Drinking Experience Neat: Good with the exception of the Off Note on the Palate. 

Conclusion: First of all it's a nice feeling to taste a Whisky that was distilled before the fall of the Berlin Wall. And in Czechoslovakia of all places. A country that's more famous for its Beers. And that did not change when the country was split up in the Czech Republic and Slovakia. There is some local whisky to be had nowadays but it's certainly difficult to find outside the production areas. With the exception of the Hammer Head of course. A 100% local whisky that was distilled with local Barley and Water and matured in local Oak. And the end product is certainly not bad. The Nose is the best part with nice ripe Fruit, Dusty Vanilla and Butter. On the Palate I found this slight off-note that turned me off a little bit although its impact decreases with sufficient air. Other than that the Palate is quite Creamy with Dark Red Fruit, Vanilla, Aniseed and Licorice. The Finish is a bit on the short side for a Single Malt of this age but there are some nice notes of Cigar Tobacco, Licorice and Menthol. It's a pity really that the production of Single Malt was discontinued at the Pradlo facility after the fall of communism. The Hammer Head clearly shows the potential of this distillery had it been given the opportunity!

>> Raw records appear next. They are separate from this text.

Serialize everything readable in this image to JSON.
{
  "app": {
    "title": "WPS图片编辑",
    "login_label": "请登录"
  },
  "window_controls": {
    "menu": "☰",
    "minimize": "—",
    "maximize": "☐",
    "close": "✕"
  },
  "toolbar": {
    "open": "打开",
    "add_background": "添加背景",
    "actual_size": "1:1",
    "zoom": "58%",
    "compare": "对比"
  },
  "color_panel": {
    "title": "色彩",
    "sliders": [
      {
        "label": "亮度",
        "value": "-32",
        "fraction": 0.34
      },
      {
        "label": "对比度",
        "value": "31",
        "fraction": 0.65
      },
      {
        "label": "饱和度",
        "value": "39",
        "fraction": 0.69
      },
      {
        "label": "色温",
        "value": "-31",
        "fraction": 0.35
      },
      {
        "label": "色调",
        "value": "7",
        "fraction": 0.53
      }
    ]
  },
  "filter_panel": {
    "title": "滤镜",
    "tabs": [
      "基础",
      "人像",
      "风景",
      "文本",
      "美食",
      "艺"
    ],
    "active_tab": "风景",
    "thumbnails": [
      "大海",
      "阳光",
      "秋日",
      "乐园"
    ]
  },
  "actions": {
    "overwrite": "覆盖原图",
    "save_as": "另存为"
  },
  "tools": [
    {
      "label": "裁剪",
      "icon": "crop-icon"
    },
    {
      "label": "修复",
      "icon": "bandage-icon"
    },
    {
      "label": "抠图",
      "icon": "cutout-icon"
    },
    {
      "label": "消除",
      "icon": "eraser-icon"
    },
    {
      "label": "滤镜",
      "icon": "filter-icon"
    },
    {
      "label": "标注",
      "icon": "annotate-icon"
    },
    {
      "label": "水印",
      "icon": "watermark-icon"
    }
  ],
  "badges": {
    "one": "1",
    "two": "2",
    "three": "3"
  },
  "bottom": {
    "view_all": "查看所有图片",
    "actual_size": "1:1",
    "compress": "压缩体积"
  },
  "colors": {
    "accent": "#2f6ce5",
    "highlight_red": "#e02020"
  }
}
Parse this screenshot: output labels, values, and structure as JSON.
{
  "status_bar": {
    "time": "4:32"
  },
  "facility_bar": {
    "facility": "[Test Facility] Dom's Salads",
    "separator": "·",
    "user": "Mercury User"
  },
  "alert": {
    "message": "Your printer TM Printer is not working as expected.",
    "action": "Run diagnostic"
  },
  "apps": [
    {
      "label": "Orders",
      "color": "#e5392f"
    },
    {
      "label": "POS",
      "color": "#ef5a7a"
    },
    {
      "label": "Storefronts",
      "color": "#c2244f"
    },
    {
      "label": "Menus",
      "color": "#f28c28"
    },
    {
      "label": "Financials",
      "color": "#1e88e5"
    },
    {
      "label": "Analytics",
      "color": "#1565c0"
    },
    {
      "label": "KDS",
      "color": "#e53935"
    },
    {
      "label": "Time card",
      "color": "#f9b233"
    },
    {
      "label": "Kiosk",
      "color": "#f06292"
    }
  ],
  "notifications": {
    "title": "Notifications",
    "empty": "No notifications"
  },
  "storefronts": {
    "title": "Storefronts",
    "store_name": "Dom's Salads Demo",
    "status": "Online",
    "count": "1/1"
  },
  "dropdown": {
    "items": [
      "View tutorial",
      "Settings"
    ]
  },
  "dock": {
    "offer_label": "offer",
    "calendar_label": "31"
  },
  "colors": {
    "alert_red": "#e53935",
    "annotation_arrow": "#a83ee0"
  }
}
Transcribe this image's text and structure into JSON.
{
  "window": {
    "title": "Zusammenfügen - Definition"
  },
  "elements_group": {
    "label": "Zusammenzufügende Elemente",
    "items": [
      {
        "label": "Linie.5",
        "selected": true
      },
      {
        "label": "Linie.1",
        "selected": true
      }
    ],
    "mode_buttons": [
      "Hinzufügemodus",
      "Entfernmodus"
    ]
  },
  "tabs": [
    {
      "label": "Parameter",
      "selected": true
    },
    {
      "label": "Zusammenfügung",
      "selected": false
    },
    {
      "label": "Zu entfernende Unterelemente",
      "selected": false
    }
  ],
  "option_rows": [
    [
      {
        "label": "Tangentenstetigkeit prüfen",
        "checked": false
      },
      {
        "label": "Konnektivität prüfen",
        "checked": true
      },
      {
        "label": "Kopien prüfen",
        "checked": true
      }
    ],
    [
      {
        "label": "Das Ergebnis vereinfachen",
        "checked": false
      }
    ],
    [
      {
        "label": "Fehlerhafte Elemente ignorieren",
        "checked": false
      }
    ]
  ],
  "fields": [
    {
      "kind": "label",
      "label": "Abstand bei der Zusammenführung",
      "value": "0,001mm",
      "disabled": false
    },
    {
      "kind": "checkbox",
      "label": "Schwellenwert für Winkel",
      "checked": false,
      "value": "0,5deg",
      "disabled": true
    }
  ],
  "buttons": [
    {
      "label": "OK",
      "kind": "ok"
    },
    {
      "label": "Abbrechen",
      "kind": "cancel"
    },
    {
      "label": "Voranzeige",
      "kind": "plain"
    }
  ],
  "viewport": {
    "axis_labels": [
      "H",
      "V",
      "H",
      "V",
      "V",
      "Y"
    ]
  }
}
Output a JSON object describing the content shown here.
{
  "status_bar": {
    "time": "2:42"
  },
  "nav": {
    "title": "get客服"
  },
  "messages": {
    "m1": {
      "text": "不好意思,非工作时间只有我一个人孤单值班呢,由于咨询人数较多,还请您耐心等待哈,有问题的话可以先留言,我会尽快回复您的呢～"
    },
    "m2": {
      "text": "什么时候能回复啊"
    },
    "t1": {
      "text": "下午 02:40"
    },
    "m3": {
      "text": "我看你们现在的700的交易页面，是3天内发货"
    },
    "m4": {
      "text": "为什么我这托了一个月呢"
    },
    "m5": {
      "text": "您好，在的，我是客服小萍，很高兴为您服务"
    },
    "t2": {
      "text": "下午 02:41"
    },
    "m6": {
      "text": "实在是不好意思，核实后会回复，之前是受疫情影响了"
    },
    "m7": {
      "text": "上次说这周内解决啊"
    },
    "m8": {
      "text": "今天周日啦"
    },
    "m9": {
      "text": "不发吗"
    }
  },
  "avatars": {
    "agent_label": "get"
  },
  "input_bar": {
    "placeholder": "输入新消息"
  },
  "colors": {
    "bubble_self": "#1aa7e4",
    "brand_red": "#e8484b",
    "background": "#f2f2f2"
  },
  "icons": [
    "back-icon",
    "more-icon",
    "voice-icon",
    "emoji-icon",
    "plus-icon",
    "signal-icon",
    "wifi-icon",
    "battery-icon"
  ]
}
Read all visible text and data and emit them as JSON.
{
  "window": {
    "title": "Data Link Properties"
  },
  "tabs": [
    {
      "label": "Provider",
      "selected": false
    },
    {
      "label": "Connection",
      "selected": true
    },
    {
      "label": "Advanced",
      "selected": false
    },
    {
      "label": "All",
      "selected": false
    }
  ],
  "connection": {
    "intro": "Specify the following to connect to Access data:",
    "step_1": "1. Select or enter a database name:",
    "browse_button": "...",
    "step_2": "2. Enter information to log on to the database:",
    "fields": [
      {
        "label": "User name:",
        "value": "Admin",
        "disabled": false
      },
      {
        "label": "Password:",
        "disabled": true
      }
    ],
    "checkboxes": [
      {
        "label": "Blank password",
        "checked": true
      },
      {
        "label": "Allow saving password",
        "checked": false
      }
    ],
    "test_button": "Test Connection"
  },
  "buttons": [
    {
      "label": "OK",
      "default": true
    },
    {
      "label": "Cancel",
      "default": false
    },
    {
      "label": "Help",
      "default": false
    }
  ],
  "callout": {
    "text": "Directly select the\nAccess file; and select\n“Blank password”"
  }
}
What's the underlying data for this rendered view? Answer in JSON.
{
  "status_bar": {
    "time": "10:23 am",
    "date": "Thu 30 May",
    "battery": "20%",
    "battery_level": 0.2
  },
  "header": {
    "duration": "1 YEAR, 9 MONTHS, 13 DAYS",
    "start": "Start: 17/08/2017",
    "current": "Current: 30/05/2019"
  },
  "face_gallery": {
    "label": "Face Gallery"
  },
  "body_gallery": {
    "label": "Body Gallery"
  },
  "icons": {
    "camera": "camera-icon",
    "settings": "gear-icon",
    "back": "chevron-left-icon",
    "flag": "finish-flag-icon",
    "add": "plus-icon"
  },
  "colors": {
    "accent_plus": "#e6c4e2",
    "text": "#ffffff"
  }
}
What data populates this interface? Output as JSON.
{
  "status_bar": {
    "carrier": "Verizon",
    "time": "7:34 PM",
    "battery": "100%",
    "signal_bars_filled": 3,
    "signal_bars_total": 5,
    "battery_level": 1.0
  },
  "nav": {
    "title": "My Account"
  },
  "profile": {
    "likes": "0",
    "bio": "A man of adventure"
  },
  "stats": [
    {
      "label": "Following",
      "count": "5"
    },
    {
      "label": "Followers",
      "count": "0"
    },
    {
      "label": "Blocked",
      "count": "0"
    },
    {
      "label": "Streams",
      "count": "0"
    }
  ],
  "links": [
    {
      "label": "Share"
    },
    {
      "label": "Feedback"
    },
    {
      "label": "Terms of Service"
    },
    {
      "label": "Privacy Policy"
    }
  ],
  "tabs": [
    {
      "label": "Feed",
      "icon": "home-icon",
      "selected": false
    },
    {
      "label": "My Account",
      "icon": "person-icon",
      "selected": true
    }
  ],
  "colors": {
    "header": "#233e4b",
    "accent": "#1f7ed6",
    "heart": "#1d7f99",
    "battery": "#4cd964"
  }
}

Jan van den Ende                                                                  August 20, 2015